### THE RECORDS
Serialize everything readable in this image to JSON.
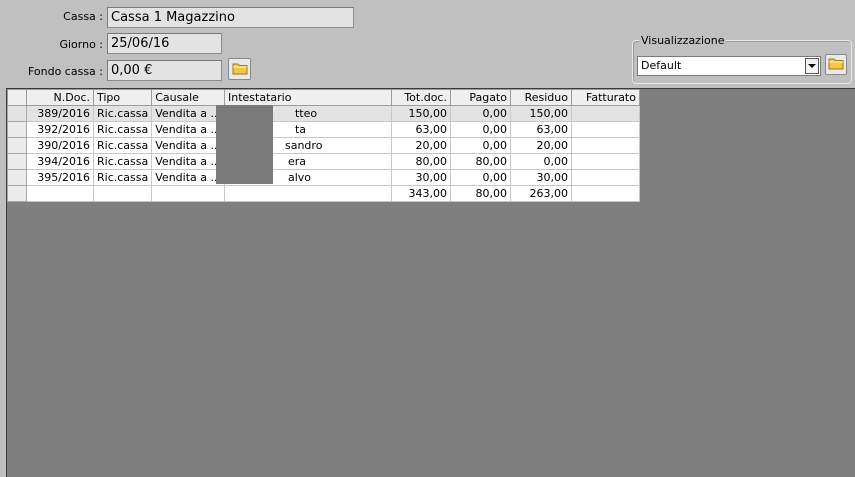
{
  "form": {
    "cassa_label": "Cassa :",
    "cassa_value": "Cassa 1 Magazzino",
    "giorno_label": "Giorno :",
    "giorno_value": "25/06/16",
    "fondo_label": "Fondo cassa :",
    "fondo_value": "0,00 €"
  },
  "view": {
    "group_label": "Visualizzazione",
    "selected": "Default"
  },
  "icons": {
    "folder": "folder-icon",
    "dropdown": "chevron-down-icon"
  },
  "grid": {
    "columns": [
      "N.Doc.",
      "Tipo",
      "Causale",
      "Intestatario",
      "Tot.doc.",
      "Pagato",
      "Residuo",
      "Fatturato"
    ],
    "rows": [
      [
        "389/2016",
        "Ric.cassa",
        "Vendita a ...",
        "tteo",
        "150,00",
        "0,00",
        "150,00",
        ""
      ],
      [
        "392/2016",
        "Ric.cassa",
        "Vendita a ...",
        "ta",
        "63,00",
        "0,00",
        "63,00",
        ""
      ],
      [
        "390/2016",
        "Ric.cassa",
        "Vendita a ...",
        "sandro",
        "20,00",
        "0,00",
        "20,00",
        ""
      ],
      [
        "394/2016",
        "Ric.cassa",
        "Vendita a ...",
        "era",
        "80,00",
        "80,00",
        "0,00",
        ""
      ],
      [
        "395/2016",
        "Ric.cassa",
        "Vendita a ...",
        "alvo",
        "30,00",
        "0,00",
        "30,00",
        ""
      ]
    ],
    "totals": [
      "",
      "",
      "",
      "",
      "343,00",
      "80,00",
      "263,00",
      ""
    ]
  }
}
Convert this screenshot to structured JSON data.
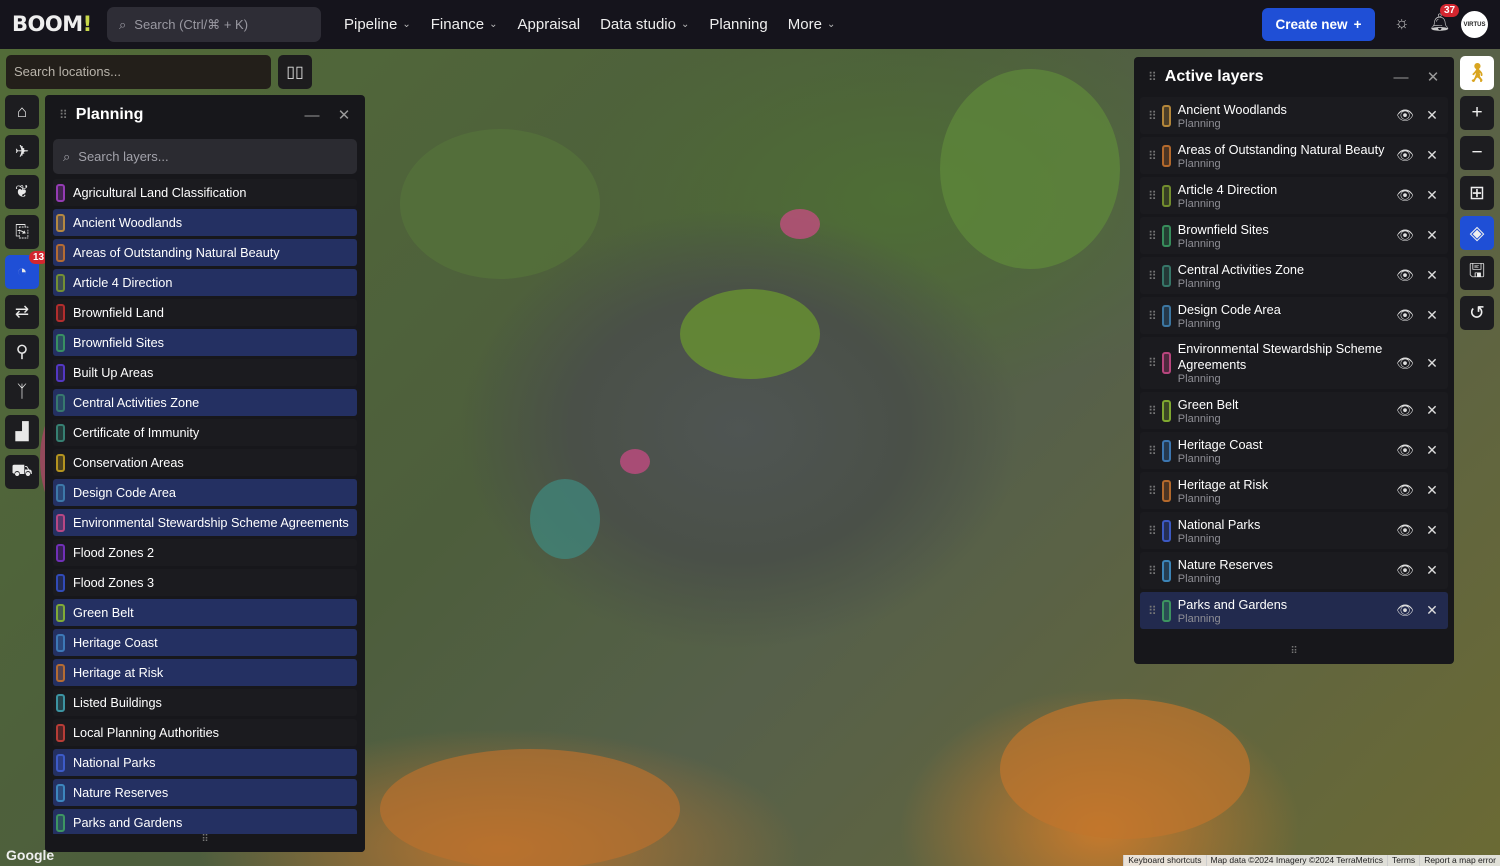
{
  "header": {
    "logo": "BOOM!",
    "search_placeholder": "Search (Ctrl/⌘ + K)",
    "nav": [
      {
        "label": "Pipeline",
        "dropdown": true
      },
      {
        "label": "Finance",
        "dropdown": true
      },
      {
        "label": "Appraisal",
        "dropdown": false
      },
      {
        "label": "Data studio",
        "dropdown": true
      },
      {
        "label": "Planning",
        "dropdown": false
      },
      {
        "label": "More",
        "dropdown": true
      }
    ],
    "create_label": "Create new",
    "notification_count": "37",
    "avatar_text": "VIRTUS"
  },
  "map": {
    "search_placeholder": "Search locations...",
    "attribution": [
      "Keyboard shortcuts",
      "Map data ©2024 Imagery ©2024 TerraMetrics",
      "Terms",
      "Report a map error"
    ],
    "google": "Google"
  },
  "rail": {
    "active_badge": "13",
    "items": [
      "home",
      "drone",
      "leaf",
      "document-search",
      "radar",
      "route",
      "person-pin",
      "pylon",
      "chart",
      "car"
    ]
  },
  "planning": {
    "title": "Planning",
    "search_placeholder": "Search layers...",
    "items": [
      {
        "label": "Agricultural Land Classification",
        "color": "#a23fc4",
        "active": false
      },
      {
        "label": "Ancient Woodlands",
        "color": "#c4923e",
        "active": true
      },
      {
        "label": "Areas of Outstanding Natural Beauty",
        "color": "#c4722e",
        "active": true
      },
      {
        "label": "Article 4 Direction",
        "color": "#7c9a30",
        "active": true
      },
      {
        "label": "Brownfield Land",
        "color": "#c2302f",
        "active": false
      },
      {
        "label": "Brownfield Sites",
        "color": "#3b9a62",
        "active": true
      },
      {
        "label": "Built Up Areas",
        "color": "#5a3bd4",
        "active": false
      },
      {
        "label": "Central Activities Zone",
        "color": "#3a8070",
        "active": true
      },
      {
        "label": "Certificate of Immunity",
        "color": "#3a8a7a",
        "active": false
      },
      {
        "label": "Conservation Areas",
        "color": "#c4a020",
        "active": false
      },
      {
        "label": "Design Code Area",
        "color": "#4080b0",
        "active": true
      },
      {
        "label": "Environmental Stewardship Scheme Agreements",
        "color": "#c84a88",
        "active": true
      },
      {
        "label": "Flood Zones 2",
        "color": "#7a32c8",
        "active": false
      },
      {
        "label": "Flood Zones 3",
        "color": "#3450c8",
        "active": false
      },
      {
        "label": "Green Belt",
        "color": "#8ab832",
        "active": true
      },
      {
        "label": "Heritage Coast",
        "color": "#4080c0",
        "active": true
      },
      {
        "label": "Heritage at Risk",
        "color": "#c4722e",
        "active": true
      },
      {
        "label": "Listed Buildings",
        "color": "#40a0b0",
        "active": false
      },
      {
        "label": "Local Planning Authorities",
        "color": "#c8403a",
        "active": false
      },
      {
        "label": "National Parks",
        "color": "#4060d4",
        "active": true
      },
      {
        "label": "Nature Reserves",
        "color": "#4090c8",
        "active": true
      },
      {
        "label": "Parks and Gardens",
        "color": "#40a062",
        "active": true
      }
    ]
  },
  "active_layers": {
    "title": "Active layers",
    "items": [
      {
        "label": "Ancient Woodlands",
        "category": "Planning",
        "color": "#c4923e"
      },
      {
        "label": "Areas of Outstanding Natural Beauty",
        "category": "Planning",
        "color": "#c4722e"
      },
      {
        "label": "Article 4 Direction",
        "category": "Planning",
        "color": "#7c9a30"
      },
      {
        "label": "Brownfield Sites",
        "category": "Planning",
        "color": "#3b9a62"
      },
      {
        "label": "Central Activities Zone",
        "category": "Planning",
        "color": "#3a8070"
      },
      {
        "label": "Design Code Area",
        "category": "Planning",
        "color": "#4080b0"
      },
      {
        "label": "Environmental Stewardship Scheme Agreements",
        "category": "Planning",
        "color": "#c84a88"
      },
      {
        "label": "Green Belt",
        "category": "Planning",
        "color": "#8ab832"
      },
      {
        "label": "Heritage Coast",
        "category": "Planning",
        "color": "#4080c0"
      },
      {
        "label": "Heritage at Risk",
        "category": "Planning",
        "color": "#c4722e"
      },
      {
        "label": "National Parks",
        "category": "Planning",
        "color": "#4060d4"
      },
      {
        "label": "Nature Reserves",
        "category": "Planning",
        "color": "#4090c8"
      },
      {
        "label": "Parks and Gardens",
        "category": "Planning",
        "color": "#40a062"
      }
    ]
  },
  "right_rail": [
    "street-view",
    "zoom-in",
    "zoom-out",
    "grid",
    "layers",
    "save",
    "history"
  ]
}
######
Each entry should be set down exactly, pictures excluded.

■ **WRITTEN RESPONSE**
Serialize everything readable in this image to JSON.
{
  "form": {
    "cassa_label": "Cassa :",
    "cassa_value": "Cassa 1 Magazzino",
    "giorno_label": "Giorno :",
    "giorno_value": "25/06/16",
    "fondo_label": "Fondo cassa :",
    "fondo_value": "0,00 €"
  },
  "view": {
    "group_label": "Visualizzazione",
    "selected": "Default"
  },
  "icons": {
    "folder": "folder-icon",
    "dropdown": "chevron-down-icon"
  },
  "grid": {
    "columns": [
      "N.Doc.",
      "Tipo",
      "Causale",
      "Intestatario",
      "Tot.doc.",
      "Pagato",
      "Residuo",
      "Fatturato"
    ],
    "rows": [
      [
        "389/2016",
        "Ric.cassa",
        "Vendita a ...",
        "tteo",
        "150,00",
        "0,00",
        "150,00",
        ""
      ],
      [
        "392/2016",
        "Ric.cassa",
        "Vendita a ...",
        "ta",
        "63,00",
        "0,00",
        "63,00",
        ""
      ],
      [
        "390/2016",
        "Ric.cassa",
        "Vendita a ...",
        "sandro",
        "20,00",
        "0,00",
        "20,00",
        ""
      ],
      [
        "394/2016",
        "Ric.cassa",
        "Vendita a ...",
        "era",
        "80,00",
        "80,00",
        "0,00",
        ""
      ],
      [
        "395/2016",
        "Ric.cassa",
        "Vendita a ...",
        "alvo",
        "30,00",
        "0,00",
        "30,00",
        ""
      ]
    ],
    "totals": [
      "",
      "",
      "",
      "",
      "343,00",
      "80,00",
      "263,00",
      ""
    ]
  }
}
Convert this screenshot to structured JSON data.
{
  "header": {
    "logo": "BOOM!",
    "search_placeholder": "Search (Ctrl/⌘ + K)",
    "nav": [
      {
        "label": "Pipeline",
        "dropdown": true
      },
      {
        "label": "Finance",
        "dropdown": true
      },
      {
        "label": "Appraisal",
        "dropdown": false
      },
      {
        "label": "Data studio",
        "dropdown": true
      },
      {
        "label": "Planning",
        "dropdown": false
      },
      {
        "label": "More",
        "dropdown": true
      }
    ],
    "create_label": "Create new",
    "notification_count": "37",
    "avatar_text": "VIRTUS"
  },
  "map": {
    "search_placeholder": "Search locations...",
    "attribution": [
      "Keyboard shortcuts",
      "Map data ©2024 Imagery ©2024 TerraMetrics",
      "Terms",
      "Report a map error"
    ],
    "google": "Google"
  },
  "rail": {
    "active_badge": "13",
    "items": [
      "home",
      "drone",
      "leaf",
      "document-search",
      "radar",
      "route",
      "person-pin",
      "pylon",
      "chart",
      "car"
    ]
  },
  "planning": {
    "title": "Planning",
    "search_placeholder": "Search layers...",
    "items": [
      {
        "label": "Agricultural Land Classification",
        "color": "#a23fc4",
        "active": false
      },
      {
        "label": "Ancient Woodlands",
        "color": "#c4923e",
        "active": true
      },
      {
        "label": "Areas of Outstanding Natural Beauty",
        "color": "#c4722e",
        "active": true
      },
      {
        "label": "Article 4 Direction",
        "color": "#7c9a30",
        "active": true
      },
      {
        "label": "Brownfield Land",
        "color": "#c2302f",
        "active": false
      },
      {
        "label": "Brownfield Sites",
        "color": "#3b9a62",
        "active": true
      },
      {
        "label": "Built Up Areas",
        "color": "#5a3bd4",
        "active": false
      },
      {
        "label": "Central Activities Zone",
        "color": "#3a8070",
        "active": true
      },
      {
        "label": "Certificate of Immunity",
        "color": "#3a8a7a",
        "active": false
      },
      {
        "label": "Conservation Areas",
        "color": "#c4a020",
        "active": false
      },
      {
        "label": "Design Code Area",
        "color": "#4080b0",
        "active": true
      },
      {
        "label": "Environmental Stewardship Scheme Agreements",
        "color": "#c84a88",
        "active": true
      },
      {
        "label": "Flood Zones 2",
        "color": "#7a32c8",
        "active": false
      },
      {
        "label": "Flood Zones 3",
        "color": "#3450c8",
        "active": false
      },
      {
        "label": "Green Belt",
        "color": "#8ab832",
        "active": true
      },
      {
        "label": "Heritage Coast",
        "color": "#4080c0",
        "active": true
      },
      {
        "label": "Heritage at Risk",
        "color": "#c4722e",
        "active": true
      },
      {
        "label": "Listed Buildings",
        "color": "#40a0b0",
        "active": false
      },
      {
        "label": "Local Planning Authorities",
        "color": "#c8403a",
        "active": false
      },
      {
        "label": "National Parks",
        "color": "#4060d4",
        "active": true
      },
      {
        "label": "Nature Reserves",
        "color": "#4090c8",
        "active": true
      },
      {
        "label": "Parks and Gardens",
        "color": "#40a062",
        "active": true
      }
    ]
  },
  "active_layers": {
    "title": "Active layers",
    "items": [
      {
        "label": "Ancient Woodlands",
        "category": "Planning",
        "color": "#c4923e"
      },
      {
        "label": "Areas of Outstanding Natural Beauty",
        "category": "Planning",
        "color": "#c4722e"
      },
      {
        "label": "Article 4 Direction",
        "category": "Planning",
        "color": "#7c9a30"
      },
      {
        "label": "Brownfield Sites",
        "category": "Planning",
        "color": "#3b9a62"
      },
      {
        "label": "Central Activities Zone",
        "category": "Planning",
        "color": "#3a8070"
      },
      {
        "label": "Design Code Area",
        "category": "Planning",
        "color": "#4080b0"
      },
      {
        "label": "Environmental Stewardship Scheme Agreements",
        "category": "Planning",
        "color": "#c84a88"
      },
      {
        "label": "Green Belt",
        "category": "Planning",
        "color": "#8ab832"
      },
      {
        "label": "Heritage Coast",
        "category": "Planning",
        "color": "#4080c0"
      },
      {
        "label": "Heritage at Risk",
        "category": "Planning",
        "color": "#c4722e"
      },
      {
        "label": "National Parks",
        "category": "Planning",
        "color": "#4060d4"
      },
      {
        "label": "Nature Reserves",
        "category": "Planning",
        "color": "#4090c8"
      },
      {
        "label": "Parks and Gardens",
        "category": "Planning",
        "color": "#40a062"
      }
    ]
  },
  "right_rail": [
    "street-view",
    "zoom-in",
    "zoom-out",
    "grid",
    "layers",
    "save",
    "history"
  ]
}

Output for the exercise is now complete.